New Mexico Senators Martin Heinrich and Ben Ray Lujan, along with U.S. Reps. Melanie Stansbury and Teresa Leger Fernandez said in a joint statement Tuesday that the language is part of the $1.7 trillion Omnibus Spending bill being considered by Congress.

“This effort to provide a long-term, stable funding stream for quality early childhood education is years in the making—backed overwhelmingly by New Mexico voters, the state legislature, and an incredible coalition of advocates,” the statement said.

Advocates of tapping the Permanent Fund for more education funding lauded Tuesday's announcement.

“We're nearing the finish line for expanding early childhood care and education! A huge THANKS to our congressional delegation,” New Mexico Voices For Children, a non-profit organization, posted on their group's Facebook page.

With days left in the current session of Congress lawmakers are focused on passing the 4,155 page spending package to avert a government shutdown before the end of the week and before adjourning for Christmas break.

As of late Tuesday, lawmakers in both chambers were still debating the budget but Julia Friedman, communications director for Stansbury, said with Democrats solidly behind the language related to the Permanent Fund passage is all but assured.

The language consents to an amendment to the New Mexico Constitution — recently ratified by the Legislature and 70% of state voters — that will disperse an increased sum from the state's School Permanent Fund for “Enhanced Instruction for Students at Risk of Failure, Extending the School Year, Teacher Compensation and Early Childhood Education.”

Most of New Mexico's congressional delegation has made securing passage of such authorization a top priority.
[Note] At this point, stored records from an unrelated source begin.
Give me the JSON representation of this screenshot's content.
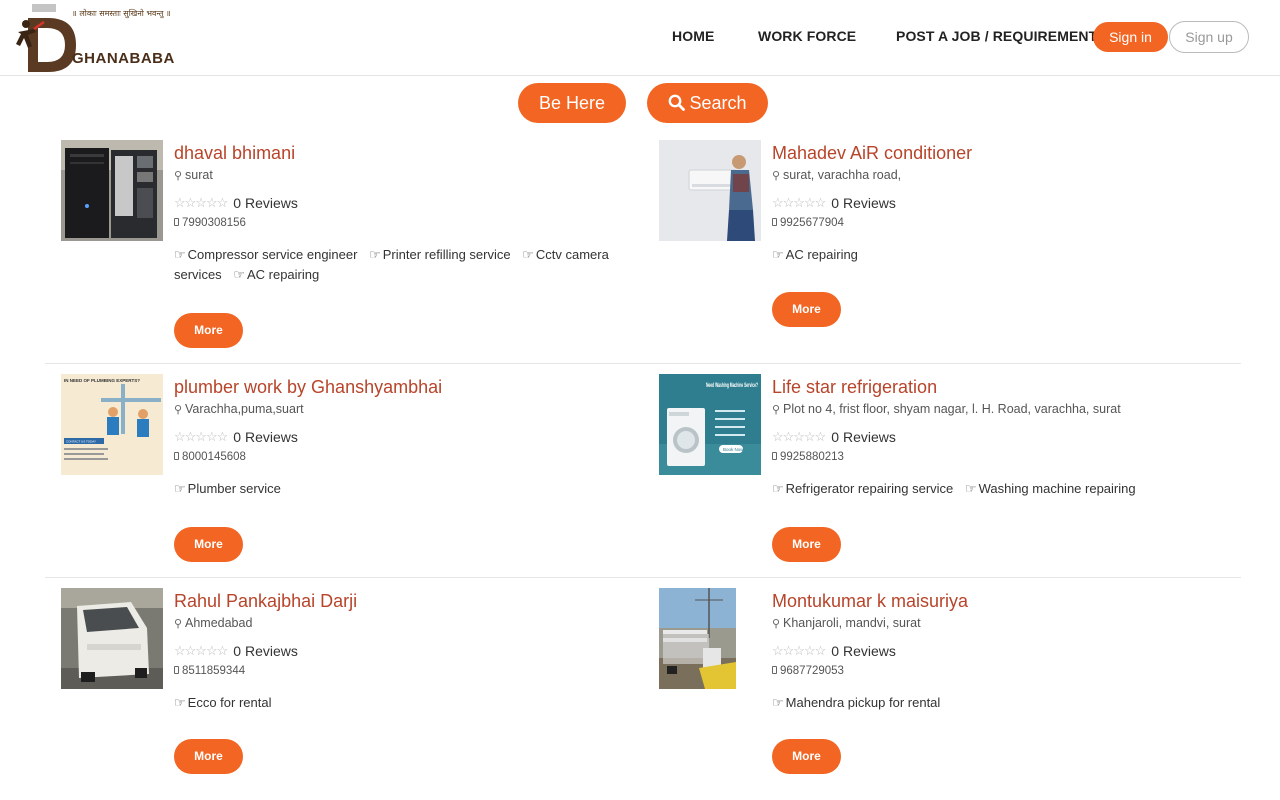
{
  "brand": {
    "tagline": "॥ लोकाः समस्ताः सुखिनो भवन्तु ॥",
    "name": "GHANABABA"
  },
  "nav": {
    "items": [
      {
        "label": "HOME"
      },
      {
        "label": "WORK FORCE"
      },
      {
        "label": "POST A JOB / REQUIREMENT"
      }
    ],
    "sign_in": "Sign in",
    "sign_up": "Sign up"
  },
  "actions": {
    "be_here": "Be Here",
    "search": "Search"
  },
  "colors": {
    "accent": "#f26522",
    "title": "#b8442a"
  },
  "listings": [
    {
      "name": "dhaval bhimani",
      "location": "surat",
      "rating_stars": 0,
      "reviews": "0 Reviews",
      "phone": "7990308156",
      "services": [
        "Compressor service engineer",
        "Printer refilling service",
        "Cctv camera services",
        "AC repairing"
      ],
      "more": "More",
      "thumb_icon": "computer-tower-image"
    },
    {
      "name": "Mahadev AiR conditioner",
      "location": "surat, varachha road,",
      "rating_stars": 0,
      "reviews": "0 Reviews",
      "phone": "9925677904",
      "services": [
        "AC repairing"
      ],
      "more": "More",
      "thumb_icon": "ac-technician-image"
    },
    {
      "name": "plumber work by Ghanshyambhai",
      "location": "Varachha,puma,suart",
      "rating_stars": 0,
      "reviews": "0 Reviews",
      "phone": "8000145608",
      "services": [
        "Plumber service"
      ],
      "more": "More",
      "thumb_icon": "plumbing-poster-image",
      "thumb_text": {
        "headline": "IN NEED OF PLUMBING EXPERTS?",
        "button": "CONTACT US TODAY"
      }
    },
    {
      "name": "Life star refrigeration",
      "location": "Plot no 4, frist floor, shyam nagar, l. H. Road, varachha, surat",
      "rating_stars": 0,
      "reviews": "0 Reviews",
      "phone": "9925880213",
      "services": [
        "Refrigerator repairing service",
        "Washing machine repairing"
      ],
      "more": "More",
      "thumb_icon": "washing-machine-ad-image",
      "thumb_text": {
        "headline": "Need Washing Machine Service?",
        "button": "Book Now"
      }
    },
    {
      "name": "Rahul Pankajbhai Darji",
      "location": "Ahmedabad",
      "rating_stars": 0,
      "reviews": "0 Reviews",
      "phone": "8511859344",
      "services": [
        "Ecco for rental"
      ],
      "more": "More",
      "thumb_icon": "white-van-image"
    },
    {
      "name": "Montukumar k maisuriya",
      "location": "Khanjaroli, mandvi, surat",
      "rating_stars": 0,
      "reviews": "0 Reviews",
      "phone": "9687729053",
      "services": [
        "Mahendra pickup for rental"
      ],
      "more": "More",
      "thumb_icon": "pickup-truck-image"
    }
  ]
}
Heinrich sponsored legislation doing so in the Senate and Stansbury in the House. Lujan and Leger Fernandez were co-sponsors.

In July, the legislation passed out of the Senate Committee on Energy and Natural Resources unanimously, but backers have accused Republicans in the U.S House of Representatives of blocking the inclusion of that language in the budget bill.
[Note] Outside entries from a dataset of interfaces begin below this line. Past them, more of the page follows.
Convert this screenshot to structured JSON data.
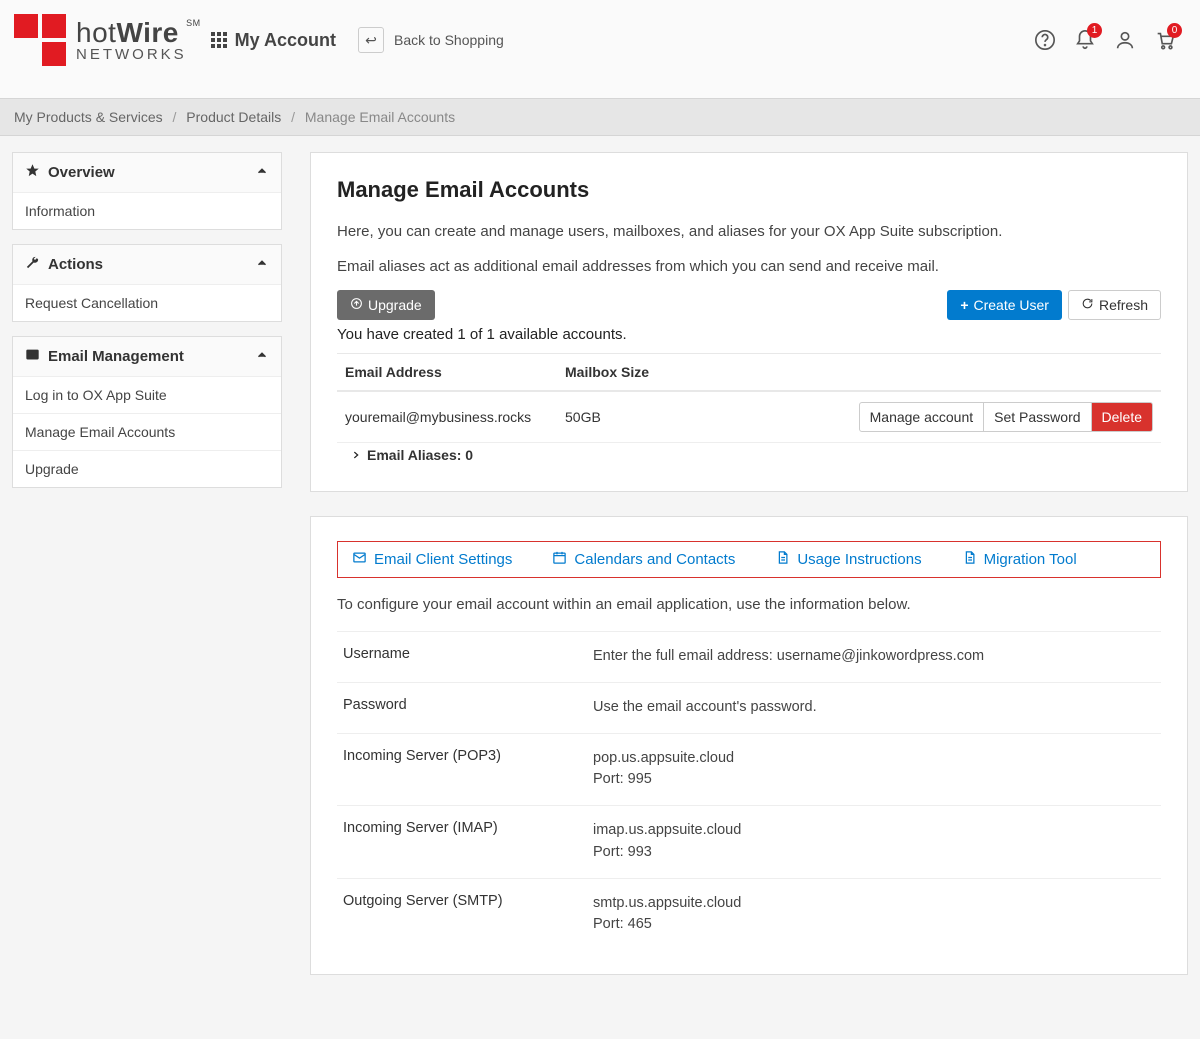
{
  "header": {
    "brand_hot": "hot",
    "brand_wire": "Wire",
    "brand_sm": "SM",
    "brand_net": "NETWORKS",
    "account_label": "My Account",
    "back_label": "Back to Shopping",
    "notif_badge": "1",
    "cart_badge": "0"
  },
  "breadcrumbs": {
    "a": "My Products & Services",
    "b": "Product Details",
    "c": "Manage Email Accounts"
  },
  "sidebar": {
    "overview": {
      "title": "Overview",
      "items": [
        "Information"
      ]
    },
    "actions": {
      "title": "Actions",
      "items": [
        "Request Cancellation"
      ]
    },
    "email": {
      "title": "Email Management",
      "items": [
        "Log in to OX App Suite",
        "Manage Email Accounts",
        "Upgrade"
      ]
    }
  },
  "main": {
    "title": "Manage Email Accounts",
    "desc1": "Here, you can create and manage users, mailboxes, and aliases for your OX App Suite subscription.",
    "desc2": "Email aliases act as additional email addresses from which you can send and receive mail.",
    "upgrade_btn": "Upgrade",
    "create_btn": "Create User",
    "refresh_btn": "Refresh",
    "count_note": "You have created 1 of 1 available accounts.",
    "col_a": "Email Address",
    "col_b": "Mailbox Size",
    "row_email": "youremail@mybusiness.rocks",
    "row_size": "50GB",
    "row_manage": "Manage account",
    "row_setpw": "Set Password",
    "row_delete": "Delete",
    "aliases_label": "Email Aliases: 0"
  },
  "tabs": {
    "a": "Email Client Settings",
    "b": "Calendars and Contacts",
    "c": "Usage Instructions",
    "d": "Migration Tool"
  },
  "config": {
    "note": "To configure your email account within an email application, use the information below.",
    "rows": [
      {
        "k": "Username",
        "v": "Enter the full email address: username@jinkowordpress.com"
      },
      {
        "k": "Password",
        "v": "Use the email account's password."
      },
      {
        "k": "Incoming Server (POP3)",
        "v": "pop.us.appsuite.cloud\nPort: 995"
      },
      {
        "k": "Incoming Server (IMAP)",
        "v": "imap.us.appsuite.cloud\nPort: 993"
      },
      {
        "k": "Outgoing Server (SMTP)",
        "v": "smtp.us.appsuite.cloud\nPort: 465"
      }
    ]
  }
}
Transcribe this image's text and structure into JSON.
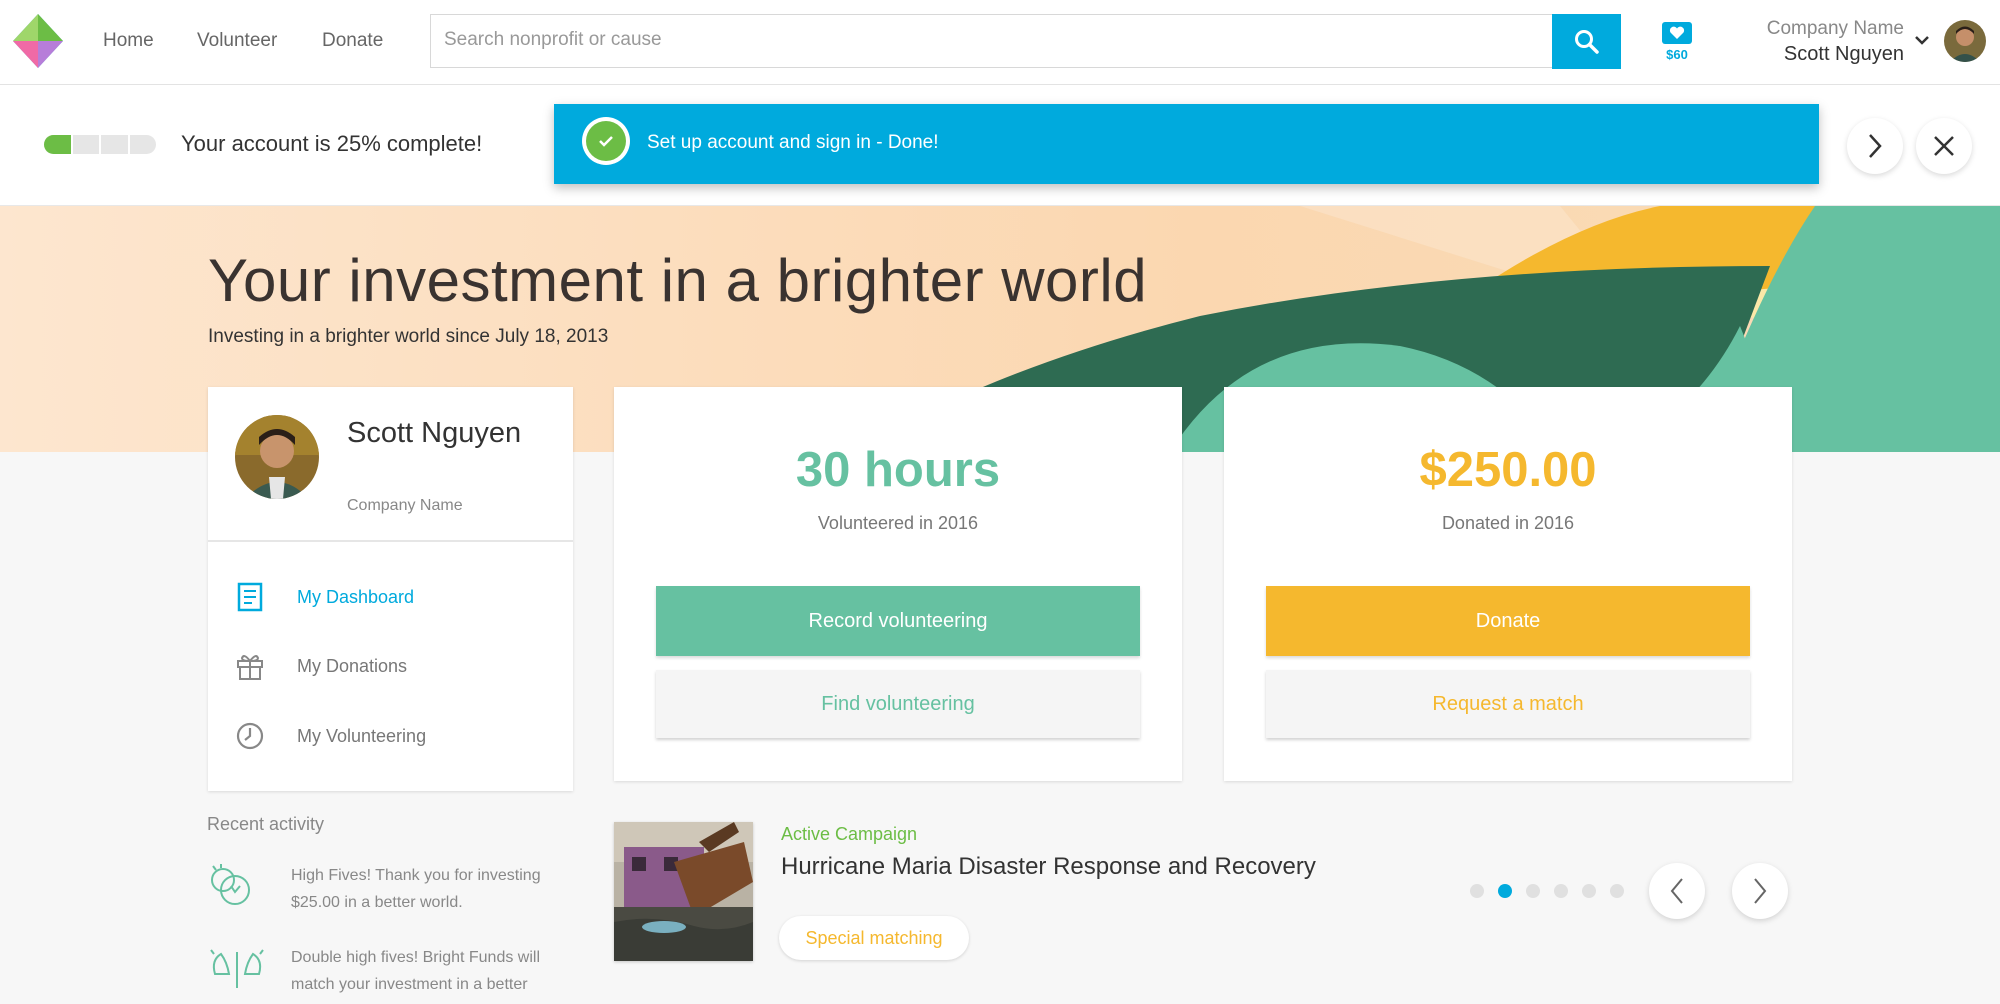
{
  "nav": {
    "links": [
      "Home",
      "Volunteer",
      "Donate"
    ],
    "search_placeholder": "Search nonprofit or cause",
    "wallet_amount": "$60",
    "company": "Company Name",
    "user_name": "Scott Nguyen"
  },
  "progress": {
    "text": "Your account is 25% complete!",
    "fraction_complete": 0.25,
    "toast": "Set up account and sign in - Done!"
  },
  "hero": {
    "title": "Your investment in a brighter world",
    "subtitle": "Investing in a brighter world since July 18, 2013"
  },
  "profile": {
    "name": "Scott Nguyen",
    "company": "Company Name",
    "menu": [
      {
        "label": "My Dashboard",
        "icon": "dashboard-icon",
        "active": true
      },
      {
        "label": "My Donations",
        "icon": "gift-icon",
        "active": false
      },
      {
        "label": "My Volunteering",
        "icon": "clock-icon",
        "active": false
      }
    ]
  },
  "volunteer": {
    "value": "30 hours",
    "label": "Volunteered in 2016",
    "primary_button": "Record volunteering",
    "secondary_button": "Find volunteering",
    "color": "#66c1a1"
  },
  "donation": {
    "value": "$250.00",
    "label": "Donated in 2016",
    "primary_button": "Donate",
    "secondary_button": "Request a match",
    "color": "#f5b82e"
  },
  "recent_activity": {
    "title": "Recent activity",
    "items": [
      {
        "text": "High Fives! Thank you for investing $25.00 in a better world.",
        "icon": "high-five-icon"
      },
      {
        "text": "Double high fives! Bright Funds will match your investment in a better",
        "icon": "double-high-five-icon"
      }
    ]
  },
  "campaign": {
    "tag": "Active Campaign",
    "title": "Hurricane Maria Disaster Response and Recovery",
    "pill": "Special matching",
    "dots_total": 6,
    "dots_active": 1
  },
  "colors": {
    "accent_blue": "#00aadd",
    "green": "#6cbd45",
    "teal": "#66c1a1",
    "gold": "#f5b82e"
  }
}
Specifically, they have singled out U.S. Rep.Yvette Herrell, the sole Republican member of Congress from New Mexico and only member of the state's delegation not to sign onto a bill to provide congressional consent for the funds to be unlocked.

On Friday in a joint statement, Heinrich and Stansbury made a plea for Herrell to convince her fellow House Republicans to support placing the authorizing legislation into the budget proposal.

“As proud parents and products of public schools, we urge Congresswoman Herrell to help pass legislation concurring with Constitutional Amendment One and following the will of the people of New Mexico. The future of our state depends on it,” the statement read.

Representatives for the office of Herrell, who in November was defeated in her bid for re-election by Democrat Gabe Vasquez and will not be returning to Congress next year, did no respond to repeated requests for comment.

In an interview with the Roswell Daily Record Friday, Vasquez, who will fill the seat, urged his former opponent to push the inclusion of the language in the spending plan.

“More than 70% of New Mexicans have spoken, they have supported this constitutional amendment and I think if Representative Herrell supports state's rights and cares about the future of New Mexico children, she should support this bill,” Vasquez said.

The Land Grant Permanent Fund, currently valued at $25.5 billion, is made up of revenue the state collects from leases on 13 million acres of public land within New Mexico.

Each year the money accrued is invested by the state with 5% of the total end market value of the fund distributed among 21 beneficiaries including state universities, hospitals, the New Mexico Military Institute and a K-12 fund, according to the New Mexico Legislative Finance Committee.

Under the approved Constitutional amendment the 5% annual distribution from the Permanent Fund would rise to 6.25%.

The New Mexico Legislative Finance Committee has indicated that could translate to another $236 million for education in the coming fiscal year. Of that $184 million would go to early childhood education while the rest would go to the other priorities listed in both the constitutional amendment and authorizing language inserted into the budget proposal.